Washington: We're on the verge of a power revolution as a team of researchers has brought instant re-charging technology closer to the reality.
Developed by Purdue researchers, the technology could provide an "instantly rechargeable" method that is safe, affordable and environmentally friendly for recharging electric and hybrid vehicle batteries through a quick and easy process similar to refuelling a car at a gas station.
The innovation could expedite the adoption of electric and hybrid vehicles by eliminating the time needed to stop and re-charge a conventional electric car's battery and dramatically reducing the need for new infrastructure to support re-charging stations.
Team leader John Cushman co-founded Ifbattery LLC (IF-battery) to further develop and commercialize the technology.
Cushman noted that electric and hybrid vehicle sales are growing worldwide and the popularity of companies like Tesla is incredible, but there continues to be strong challenges for industry and consumers of electric or hybrid cars.
"The biggest challenge for industry is to extend the life of a battery's charge and the infrastructure needed to actually charge the vehicle. The greatest hurdle for drivers is the time commitment to keeping their cars fully charged," he added.
Current electric cars need convenient locations built for charging ports.
"Designing and building enough of these recharging stations requires massive infrastructure development, which means the energy distribution and storage system is being rebuilt at tremendous cost to accommodate the need for continual local battery recharge," said Eric Nauman, co-founder of Ifbattery.
"Ifbattery is developing an energy storage system that would enable drivers to fill up their electric or hybrid vehicles with fluid electrolytes to re-energize spent battery fluids much like refuelling their gas tanks."
The spent battery fluids or electrolyte could be collected and taken to a solar farm, wind turbine installation or hydroelectric plant for re-charging.
"Instead of refining petroleum, the refiners would reprocess spent electrolytes and instead of dispensing gas, the fuelling stations would dispense a water and ethanol or methanol solution as fluid electrolytes to power vehicles," Cushman said.
"Users would be able to drop off the spent electrolytes at gas stations, which would then be sent in bulk to solar farms, wind turbine installations or hydroelectric plants for reconstitution or re-charging into the viable electrolyte and reused many times. It is believed that our technology could be nearly 'drop-in' ready for most of the underground piping system, rail and truck delivery system, gas stations and refineries."
Mike Mueterthies, the third co-founder of Ifbattery, said the flow battery system makes the Ifbattery system unique.

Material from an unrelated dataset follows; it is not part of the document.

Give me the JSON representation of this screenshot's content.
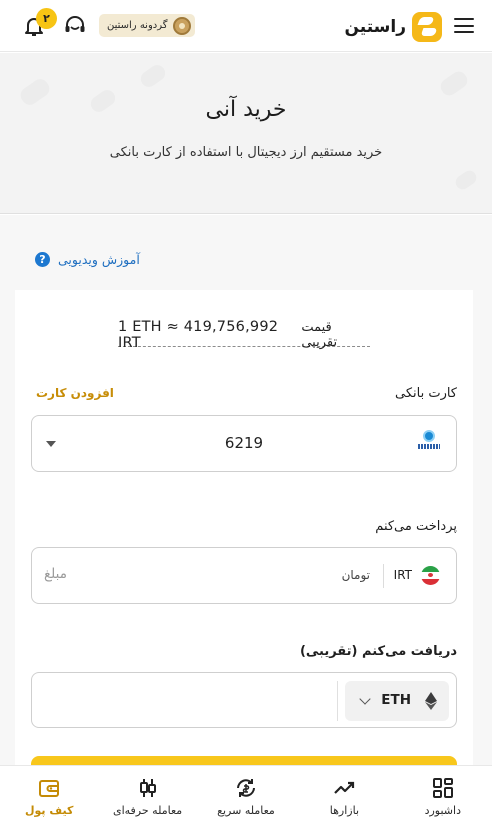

"Other flow batteries exist, but we are the first to remove membranes which reduces costs and extends battery life," Mueterthies said.

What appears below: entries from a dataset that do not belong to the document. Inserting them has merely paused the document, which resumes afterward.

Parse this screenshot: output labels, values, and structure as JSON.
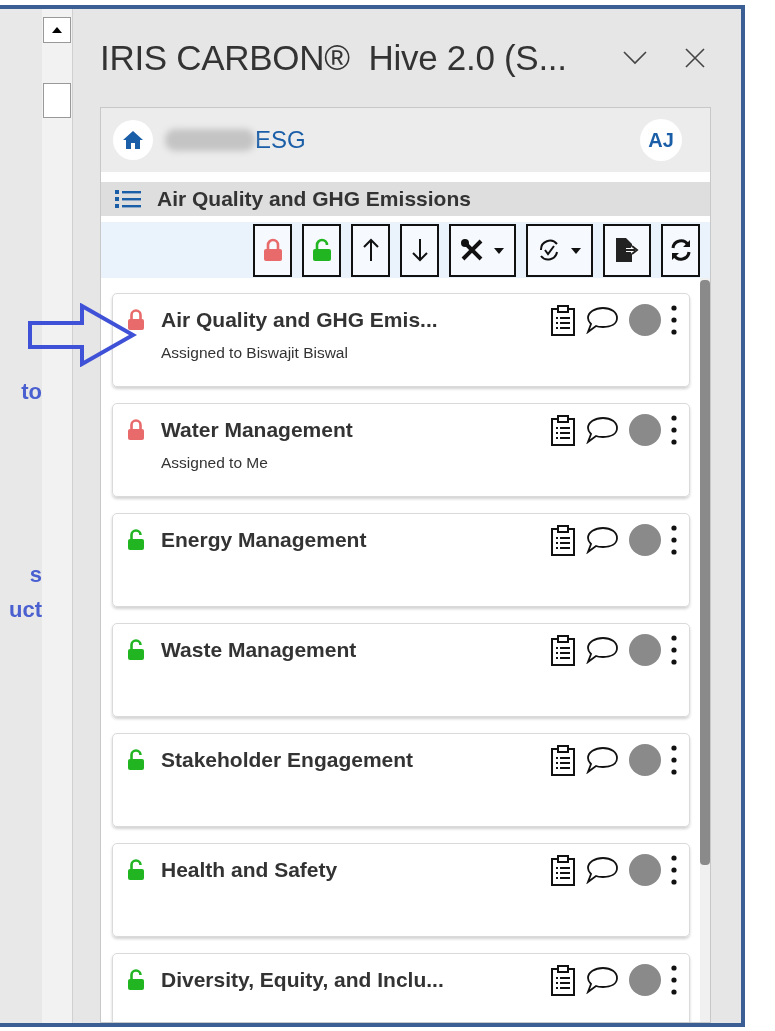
{
  "document_fragments": [
    "to",
    "s",
    "uct"
  ],
  "pane": {
    "title": "IRIS CARBON®  Hive 2.0 (S..."
  },
  "header": {
    "workspace": "ESG",
    "avatar": "AJ"
  },
  "section": {
    "title": "Air Quality and GHG Emissions"
  },
  "toolbar": [
    {
      "kind": "lock"
    },
    {
      "kind": "unlock"
    },
    {
      "kind": "up"
    },
    {
      "kind": "down"
    },
    {
      "kind": "tools"
    },
    {
      "kind": "cycle"
    },
    {
      "kind": "export"
    },
    {
      "kind": "refresh"
    }
  ],
  "cards": [
    {
      "title": "Air Quality and GHG Emis...",
      "locked": true,
      "assignee": "Assigned to Biswajit Biswal"
    },
    {
      "title": "Water Management",
      "locked": true,
      "assignee": "Assigned to Me"
    },
    {
      "title": "Energy Management",
      "locked": false
    },
    {
      "title": "Waste Management",
      "locked": false
    },
    {
      "title": "Stakeholder Engagement",
      "locked": false
    },
    {
      "title": "Health and Safety",
      "locked": false
    },
    {
      "title": "Diversity, Equity, and Inclu...",
      "locked": false
    }
  ]
}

Ifbattery's membrane-free battery demonstrates other benefits as well.
"Membrane fouling can limit the number of recharge cycles and is a known contributor to many battery fires," Cushman said. "Ifbattery's components are safe enough to be stored in a family home, are stable enough to meet major production and distribution requirements and are cost effective."

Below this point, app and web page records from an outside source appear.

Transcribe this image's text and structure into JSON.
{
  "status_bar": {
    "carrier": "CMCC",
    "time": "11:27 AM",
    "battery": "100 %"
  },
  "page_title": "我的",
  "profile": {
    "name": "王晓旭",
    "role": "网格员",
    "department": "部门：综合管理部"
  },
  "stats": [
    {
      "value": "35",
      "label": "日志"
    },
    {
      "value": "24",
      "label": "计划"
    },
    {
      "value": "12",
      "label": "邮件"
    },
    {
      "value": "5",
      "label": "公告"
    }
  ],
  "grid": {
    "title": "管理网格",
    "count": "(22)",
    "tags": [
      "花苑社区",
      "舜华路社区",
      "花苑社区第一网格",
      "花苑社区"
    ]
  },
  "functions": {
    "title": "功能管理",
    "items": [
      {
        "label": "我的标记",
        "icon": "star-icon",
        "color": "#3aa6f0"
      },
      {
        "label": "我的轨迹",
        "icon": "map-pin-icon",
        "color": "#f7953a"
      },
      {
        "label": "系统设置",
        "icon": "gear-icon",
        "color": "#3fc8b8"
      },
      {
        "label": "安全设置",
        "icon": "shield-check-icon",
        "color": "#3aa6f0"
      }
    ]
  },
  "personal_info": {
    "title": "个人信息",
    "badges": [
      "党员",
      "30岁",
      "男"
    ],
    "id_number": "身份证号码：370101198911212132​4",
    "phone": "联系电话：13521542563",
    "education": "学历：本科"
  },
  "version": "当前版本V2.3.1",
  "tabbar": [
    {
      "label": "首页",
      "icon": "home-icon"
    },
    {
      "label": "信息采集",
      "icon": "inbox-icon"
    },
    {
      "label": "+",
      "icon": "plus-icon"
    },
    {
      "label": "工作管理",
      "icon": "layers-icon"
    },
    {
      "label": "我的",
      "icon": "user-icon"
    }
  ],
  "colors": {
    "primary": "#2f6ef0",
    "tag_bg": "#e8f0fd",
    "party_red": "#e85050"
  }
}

The study has been presented at the recent International Society for Porous Media 9th International Conference in Rotterdam, Netherlands.